Using a technology AirMagnet calls SmartScreen, the AirMagnet Laptop displays the most important WLAN information on a laptop screen without using any scroll bars. The laptop analyzer, which requires a Cisco Aironet WLAN NIC, expands the capabilities of its Pocket-PC-based sister by letting users print various screens, capture more frames and view up to six charts of signal, CRC errors and frame retry information simultaneously.
We installed AirMagnet Laptop v2.0 on a 1.2-GHz Toshiba Satellite laptop with 256 MB of RAM running Windows XP at Network Computing's Real World Lab at Syracuse University. After using it for a week on several campus production and test WLANs, our general impression was positive. However, we're not ready to abandon either the Pocket PC version of AirMagnet or any of the full-blown wireless tools we use for in-depth protocol analysis.

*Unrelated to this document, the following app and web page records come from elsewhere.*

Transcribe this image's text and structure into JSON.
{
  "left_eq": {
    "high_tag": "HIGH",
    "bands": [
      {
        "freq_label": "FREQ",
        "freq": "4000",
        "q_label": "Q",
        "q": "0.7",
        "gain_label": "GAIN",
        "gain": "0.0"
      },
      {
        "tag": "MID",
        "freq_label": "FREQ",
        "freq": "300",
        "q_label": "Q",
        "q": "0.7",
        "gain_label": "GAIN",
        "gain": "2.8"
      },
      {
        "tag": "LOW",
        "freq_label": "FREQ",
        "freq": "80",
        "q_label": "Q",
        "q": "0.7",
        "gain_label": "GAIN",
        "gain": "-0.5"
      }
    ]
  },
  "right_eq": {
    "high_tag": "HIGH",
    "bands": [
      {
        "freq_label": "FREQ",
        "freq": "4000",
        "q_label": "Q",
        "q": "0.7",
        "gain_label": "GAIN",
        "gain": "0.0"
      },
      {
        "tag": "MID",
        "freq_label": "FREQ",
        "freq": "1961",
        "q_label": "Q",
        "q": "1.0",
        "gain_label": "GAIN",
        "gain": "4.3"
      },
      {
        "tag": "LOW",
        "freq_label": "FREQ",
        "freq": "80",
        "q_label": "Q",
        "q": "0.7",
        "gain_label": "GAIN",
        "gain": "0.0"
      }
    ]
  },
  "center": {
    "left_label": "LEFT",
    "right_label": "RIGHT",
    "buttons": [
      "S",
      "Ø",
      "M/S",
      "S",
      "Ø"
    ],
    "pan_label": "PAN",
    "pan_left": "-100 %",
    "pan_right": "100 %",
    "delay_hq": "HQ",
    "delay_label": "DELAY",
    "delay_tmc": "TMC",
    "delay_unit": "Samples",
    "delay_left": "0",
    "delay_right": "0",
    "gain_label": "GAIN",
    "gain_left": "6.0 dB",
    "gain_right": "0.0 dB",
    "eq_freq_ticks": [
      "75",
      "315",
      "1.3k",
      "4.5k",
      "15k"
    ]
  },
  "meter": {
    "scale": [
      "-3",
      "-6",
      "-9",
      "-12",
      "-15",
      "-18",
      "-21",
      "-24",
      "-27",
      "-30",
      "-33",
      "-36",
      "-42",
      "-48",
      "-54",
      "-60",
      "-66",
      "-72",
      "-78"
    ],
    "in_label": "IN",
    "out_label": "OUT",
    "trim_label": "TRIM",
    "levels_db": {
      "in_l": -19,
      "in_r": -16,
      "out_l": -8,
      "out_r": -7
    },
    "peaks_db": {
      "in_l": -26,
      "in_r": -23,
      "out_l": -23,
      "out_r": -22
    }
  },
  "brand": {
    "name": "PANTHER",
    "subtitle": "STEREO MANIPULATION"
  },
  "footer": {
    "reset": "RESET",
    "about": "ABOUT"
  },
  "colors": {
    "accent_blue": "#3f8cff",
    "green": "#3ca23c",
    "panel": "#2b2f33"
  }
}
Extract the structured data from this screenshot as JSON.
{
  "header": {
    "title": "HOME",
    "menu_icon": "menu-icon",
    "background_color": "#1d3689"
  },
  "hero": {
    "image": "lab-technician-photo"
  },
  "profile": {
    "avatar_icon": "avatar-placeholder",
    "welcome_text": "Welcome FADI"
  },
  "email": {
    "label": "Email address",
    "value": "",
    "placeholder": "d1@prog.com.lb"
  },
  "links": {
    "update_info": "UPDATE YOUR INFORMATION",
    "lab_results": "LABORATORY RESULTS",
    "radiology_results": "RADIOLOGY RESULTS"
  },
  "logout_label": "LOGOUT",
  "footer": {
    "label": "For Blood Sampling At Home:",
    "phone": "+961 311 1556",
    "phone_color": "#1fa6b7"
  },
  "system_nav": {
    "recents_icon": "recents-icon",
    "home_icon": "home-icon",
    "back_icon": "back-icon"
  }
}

At the Core
AirMagnet Laptop's start screen displays a broad overview of information about the WLAN environment, including signal and noise levels for all 802.11 channels as well as a list of known access points and their signal/noise levels, SSID and WEP configuration. In our first tests, when we selected the signal or noise values on the infrastructure screen to drill down for further information, the entire AirMagnet program crashed. We reported this problem to the vendor; the company quickly sent an update that fixed the bug, and the problem didn't repeat.
AirWISE, the laptop version's expert analysis engine, guides technicians--even those who don't necessarily have in-depth knowledge of WLAN protocols--in monitoring a wireless network's health and troubleshooting problems. The channel screen provides detailed information for individual channels, and the infrastructure screen displays a hierarchical directory-like structure of detected APs, infrastructure/ad hoc mode stations and an 802.1x user list. Depending on the device selected, additional details such as speed and frame-related information can be gathered. The product also indicates the wireless network's top talkers (AP and stations).